For instance, the subtalar joint axis lies primarily in the sagittal plane and rotates quite nicely into inversion and eversion. However, because the axis is more in the sagittal plane rather than the frontal plane, their is minimal DF and PF.
Likewise, instead of calling foot motion internal and external rotation, the terms adduction and abduction were adopted to further make this a challenge.
To see all this applied check out this video:
[headline style=”1″ align=”center” headline_tag=”h2″]Anatomy of the Foot and Ankle
The foot can be broken down into three key areas:
The rearfoot is the talus and calcaneus and the midfoot consists of the navicular, cuboid, and the 1-3 cuneiform. Meanwhile, the forefoot is everything else distally.
The ankle consists of the three bones:
I know you all knew this but I had to put in :- )
[headline style=”1″ align=”center” headline_tag=”h2″]Function of the Foot & Ankle
The foot really has four functions:
- Maintains Balance Through Equilibrium Reactions
- Shock Absorber
- Rigid Lever
- Torque Converter
The foot helps us maintain an upright posture when we are stepping on uneven terrain or experience a shift in our center of gravity. For instance, if I am pushed to towards the right, the right foot will supinate, meanwhile the left foot will evert.
This helps keep our COG within our BOS and prevents us from falling. Like wise, if pushed anteriorly the ankle will compensate to prevent falling.
The second function is being a shock absorber during walking and running. This occurs primarily when rear foot pronates which allows the foot to adapt to the ground and reduce shock.
In contrast to becoming a shock absorber, the foot also needs to act as a rigid lever when propelling off our leg in gait. This happens when the STJ inverts and locks up the the MTJ. This allows the body to roll over the first MTP and place weight through the first ray.

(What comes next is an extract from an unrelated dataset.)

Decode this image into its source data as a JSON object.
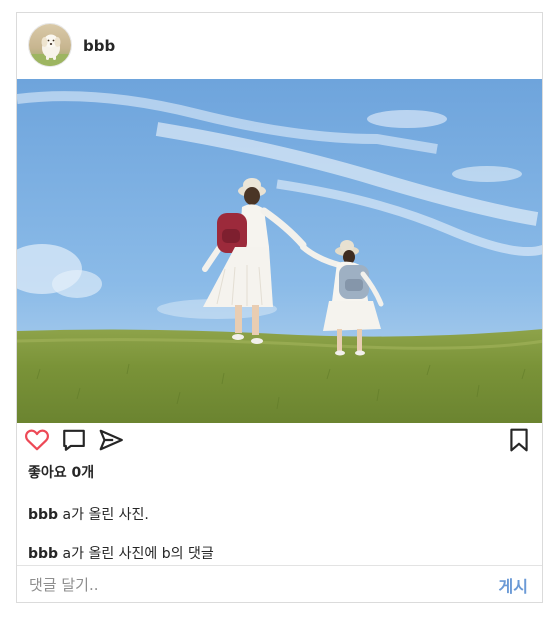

This is very, very, very, important mechanism for the entire body by the way.
Finally, the foot is needed to enhance rotation in the lower limb and trunk. For instance, when the foot pronates the lower leg will internally rotate. This literally will turn on the muscles of the hips and core secondary to this mechanism. This is just one of the many reasons why subtalar joint pronation and supination is crucial.
[headline style=”1″ align=”center” headline_tag=”h2″]Important Joints To Assess In the Foot
There are several different joints in the foot and ankle. You should only assess these five joints. This is why the foot is complex yet so simple to treat 🙂
Here are the 5 joints you will want to assess and treat:
- Ankle joint
- Midtarsal Joint
- The 1st TMT
- The 1st MTP
Although all these joints are important, everything starts with the subtalar joint. This joint basically “sets the stage” for the remaining joints to do their part. It often times becomes pathological when it doesn’t pronate or supinate at the times needed or none at all.
Over the new few weeks I will be building on this post and will actually show you how you can assess and treat these different joints.
[headline style=”1″ align=”center” headline_tag=”h2″]Conclusion On Assessing The Foot & Ankle
As you can see….
The foot and ankle really are quite simple once you understand what it needs to do in function.
In the coming weeks I will be posting more videos on how to assess all these joints. I think you will find your skill-set in assessing and treating the foot will improve dramatically by following my upcoming posts.
By the way, if your treating patients with plantar fasciitis usually the subtalar joint doesn’t resupinate which makes the windlass mechanism ineffective. Very simple to treat most of the time.